Like Andy, I became excited to play Far Cry 5 after reading James' takes and seeing the trailers, but then I slowly remembered all of Ubisoft's Ubistuff that's been invariably crammed into their games over the past several years. I really don't want to first-person parkour my way up a bunch of radio towers to unlock portions of the map—and since I'm playing as a deputy sheriff of this Montana county, I better not have to. I live there. I should know where everything is!

The Far Cry map, much bigger and less enjoyable in FC3 and FC4 after the wonderfully compact, in-game map of Far Cry 2. Endless plant-picking, crafting a larger wallet out of animal hide just to hold extra money in, all that crap I have zero interest in. I don't have firsthand knowledge that Ubisoft has Ubistuffed Far Cry 5 with those kinds of things, but it's hard to imagine they've completely removed them, too. It's put a damper on my enthusiasm.

Andy Kelly: Seating arrangements

I hate my office chair. I bought it from Homebase (which, for non-UK residents, is a chain of mega-stores that sells furniture and DIY stuff) and it’s a squeaky, uncomfortable piece of shit. But I bought it without doing any research, so it’s entirely my own fault. It’s time to get rid of the cursed thing, but now I’ve entered a void of endless research hell.

I’ve gone from doing none to doing entirely too much, and have looked at so many chairs over the last few weeks that they’re all starting to morph into one big incomprehensible leathery blob. I have a shortlist, each of which tick various boxes, but I’ve yet to find one that ticks them all. I don’t even think it exists. This mythical chair has become my grail.

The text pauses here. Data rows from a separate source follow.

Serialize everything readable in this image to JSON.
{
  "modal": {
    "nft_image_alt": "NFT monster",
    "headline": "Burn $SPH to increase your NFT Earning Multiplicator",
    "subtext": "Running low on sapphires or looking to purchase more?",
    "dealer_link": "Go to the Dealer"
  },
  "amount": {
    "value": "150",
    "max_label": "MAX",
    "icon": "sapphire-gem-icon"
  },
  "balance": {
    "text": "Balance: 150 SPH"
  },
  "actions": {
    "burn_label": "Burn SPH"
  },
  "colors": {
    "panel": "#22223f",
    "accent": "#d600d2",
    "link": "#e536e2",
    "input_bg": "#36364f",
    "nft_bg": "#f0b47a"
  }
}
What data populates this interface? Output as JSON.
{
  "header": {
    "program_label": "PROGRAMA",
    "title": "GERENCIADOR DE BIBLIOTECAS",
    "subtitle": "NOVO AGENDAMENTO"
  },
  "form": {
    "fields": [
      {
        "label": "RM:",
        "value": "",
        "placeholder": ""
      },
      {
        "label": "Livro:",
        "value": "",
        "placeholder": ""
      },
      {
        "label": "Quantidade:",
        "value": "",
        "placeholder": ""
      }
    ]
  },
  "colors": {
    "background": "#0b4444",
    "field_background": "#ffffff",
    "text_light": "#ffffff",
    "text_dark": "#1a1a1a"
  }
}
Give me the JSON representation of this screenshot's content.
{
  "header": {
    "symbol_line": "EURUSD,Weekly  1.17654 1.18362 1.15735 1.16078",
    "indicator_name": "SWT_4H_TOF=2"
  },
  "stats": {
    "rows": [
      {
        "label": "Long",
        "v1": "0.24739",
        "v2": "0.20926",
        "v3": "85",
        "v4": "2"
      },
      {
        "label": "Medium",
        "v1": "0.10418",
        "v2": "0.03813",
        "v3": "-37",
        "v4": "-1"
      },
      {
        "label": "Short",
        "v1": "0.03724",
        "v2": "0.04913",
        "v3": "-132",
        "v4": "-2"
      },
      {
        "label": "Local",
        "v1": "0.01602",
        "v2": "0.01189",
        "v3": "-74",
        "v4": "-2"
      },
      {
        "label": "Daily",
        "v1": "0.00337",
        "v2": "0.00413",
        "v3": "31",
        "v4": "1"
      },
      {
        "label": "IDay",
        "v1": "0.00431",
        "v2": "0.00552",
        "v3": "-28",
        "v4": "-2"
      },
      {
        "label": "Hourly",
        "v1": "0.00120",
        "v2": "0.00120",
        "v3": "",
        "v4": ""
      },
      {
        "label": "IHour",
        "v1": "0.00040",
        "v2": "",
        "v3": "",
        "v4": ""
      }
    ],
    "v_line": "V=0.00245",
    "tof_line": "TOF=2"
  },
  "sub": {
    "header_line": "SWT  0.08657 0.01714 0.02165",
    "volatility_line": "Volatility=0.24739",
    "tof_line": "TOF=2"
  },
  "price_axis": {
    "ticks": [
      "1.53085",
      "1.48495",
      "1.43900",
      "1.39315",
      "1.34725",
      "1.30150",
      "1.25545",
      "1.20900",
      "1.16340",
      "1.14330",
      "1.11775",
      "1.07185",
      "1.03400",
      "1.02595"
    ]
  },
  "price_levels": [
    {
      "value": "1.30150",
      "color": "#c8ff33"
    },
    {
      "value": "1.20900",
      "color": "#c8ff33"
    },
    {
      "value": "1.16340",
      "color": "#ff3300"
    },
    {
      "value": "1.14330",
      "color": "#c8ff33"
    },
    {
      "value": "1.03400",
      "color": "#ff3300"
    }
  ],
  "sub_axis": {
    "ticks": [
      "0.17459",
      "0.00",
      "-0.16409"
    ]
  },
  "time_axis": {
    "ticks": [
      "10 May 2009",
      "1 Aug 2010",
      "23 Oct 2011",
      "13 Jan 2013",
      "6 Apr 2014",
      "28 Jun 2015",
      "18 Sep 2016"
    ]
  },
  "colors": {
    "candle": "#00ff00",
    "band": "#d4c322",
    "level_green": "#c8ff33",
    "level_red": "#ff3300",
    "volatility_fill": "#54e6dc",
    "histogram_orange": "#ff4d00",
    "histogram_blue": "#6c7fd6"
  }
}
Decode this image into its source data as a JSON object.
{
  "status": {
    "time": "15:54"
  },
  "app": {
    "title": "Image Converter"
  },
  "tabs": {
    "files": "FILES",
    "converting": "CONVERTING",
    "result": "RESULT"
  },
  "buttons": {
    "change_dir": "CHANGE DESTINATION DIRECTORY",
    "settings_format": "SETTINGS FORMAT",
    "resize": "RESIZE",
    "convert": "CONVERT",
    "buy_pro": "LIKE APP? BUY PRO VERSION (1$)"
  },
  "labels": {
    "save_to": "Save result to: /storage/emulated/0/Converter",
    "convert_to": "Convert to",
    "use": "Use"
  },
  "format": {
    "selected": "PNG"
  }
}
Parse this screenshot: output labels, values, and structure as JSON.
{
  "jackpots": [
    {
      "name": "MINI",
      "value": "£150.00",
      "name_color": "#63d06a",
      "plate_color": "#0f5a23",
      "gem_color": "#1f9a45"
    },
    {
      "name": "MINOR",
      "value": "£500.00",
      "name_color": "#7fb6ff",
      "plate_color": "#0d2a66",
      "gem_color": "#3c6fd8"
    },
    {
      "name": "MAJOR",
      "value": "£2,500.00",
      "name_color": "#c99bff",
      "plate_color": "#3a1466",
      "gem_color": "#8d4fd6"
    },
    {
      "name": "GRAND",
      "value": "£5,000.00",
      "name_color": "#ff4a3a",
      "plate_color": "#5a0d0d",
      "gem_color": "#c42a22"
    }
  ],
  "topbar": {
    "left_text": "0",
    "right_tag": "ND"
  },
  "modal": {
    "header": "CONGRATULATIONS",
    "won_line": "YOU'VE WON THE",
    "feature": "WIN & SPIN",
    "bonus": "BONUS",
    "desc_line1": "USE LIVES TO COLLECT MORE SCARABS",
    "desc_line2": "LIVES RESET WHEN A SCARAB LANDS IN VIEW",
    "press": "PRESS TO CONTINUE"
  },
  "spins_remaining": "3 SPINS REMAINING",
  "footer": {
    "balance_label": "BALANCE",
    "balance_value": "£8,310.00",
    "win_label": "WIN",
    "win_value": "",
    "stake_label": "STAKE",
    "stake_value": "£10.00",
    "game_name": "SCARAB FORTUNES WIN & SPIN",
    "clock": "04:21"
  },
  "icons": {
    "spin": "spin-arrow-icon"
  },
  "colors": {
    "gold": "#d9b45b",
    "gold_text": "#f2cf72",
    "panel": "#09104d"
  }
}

The problem is the pressure of the purchase. I’ll be sitting on whatever I buy for a long time, and for hours every day, so it has to be great. But what if it isn’t? And I’ve just thrown another £200 down the shitter? Luckily I normally get so exhausted by research that I just go with my gut and buy whatever, but right now that feels very far away.

Bo Moore: No Skin in the Game

The Overwatch Anniversary event is in full swing, and while I'm super psyched that there are a ton of cool-looking new skins, I'm pretty bummed that they're all the super-expensive Legendary tier. Paul Tassi over at Forbes calculated that even if you were to grind Overwatch games eight hours a day for the entire three-week event (because who needs sleep, right?), you still wouldn't garner enough loot boxes to guarantee all of the 11 new Legendary skins. (Not without some very favorable luck, at least.) 

Look, I get it—seasonal events and limited-edition cosmetics are Blizzard's main revenue source from Overwatch, but it's frustrating that even if you drop some pretty serious cash, you're still likely a long way from getting everything you want. Even worse, it's doubly frustrating to crack open a seasonal loot box and see that Legendary color fly, only to find you unboxed a duplicate of a non-event Legendary (this happened to me twice). I'm not saying Blizzard should make less Legendary skins—quite the opposite—but it's time to either bring down their cost, increase the amount of gold you get from duplicates, or limit seasonal loot box drops to only seasonal content. Preferably all three.

Joe Donnelly: Too financially responsible for school

This week Stafford University announced plans to run a BA (Hons) module in esports next year. As a business module, this one seems a little more practical than Rice University's Elder Scrolls-inspired 'Scandinavian Fantasy Worlds: Old Norse Sagas and Skyrim', however I'm not convinced it has much more merit—even if it's off the back of a UKIE recommendation. 

I didn't go to uni immediately following school because I wanted to enter the labour market sooner rather than later. I then went to uni many years later, to study journalism, however found that the course ultimately served to grant me access to an otherwise unobtainable student loan which allowed me to pursue freelance work on the side, subsidising me as I went. And I imagine I'll spend most of my working life paying that back. 

Bottom line: I'm not convinced esports is something that can be taught or should be studied at university. Not because I'm old fashioned or don't like esports, but because it seems like a waste of time and money. I could be wrong, time will tell, but where university degrees are far from essential nowadays, I see qualifications such as this as superfluous.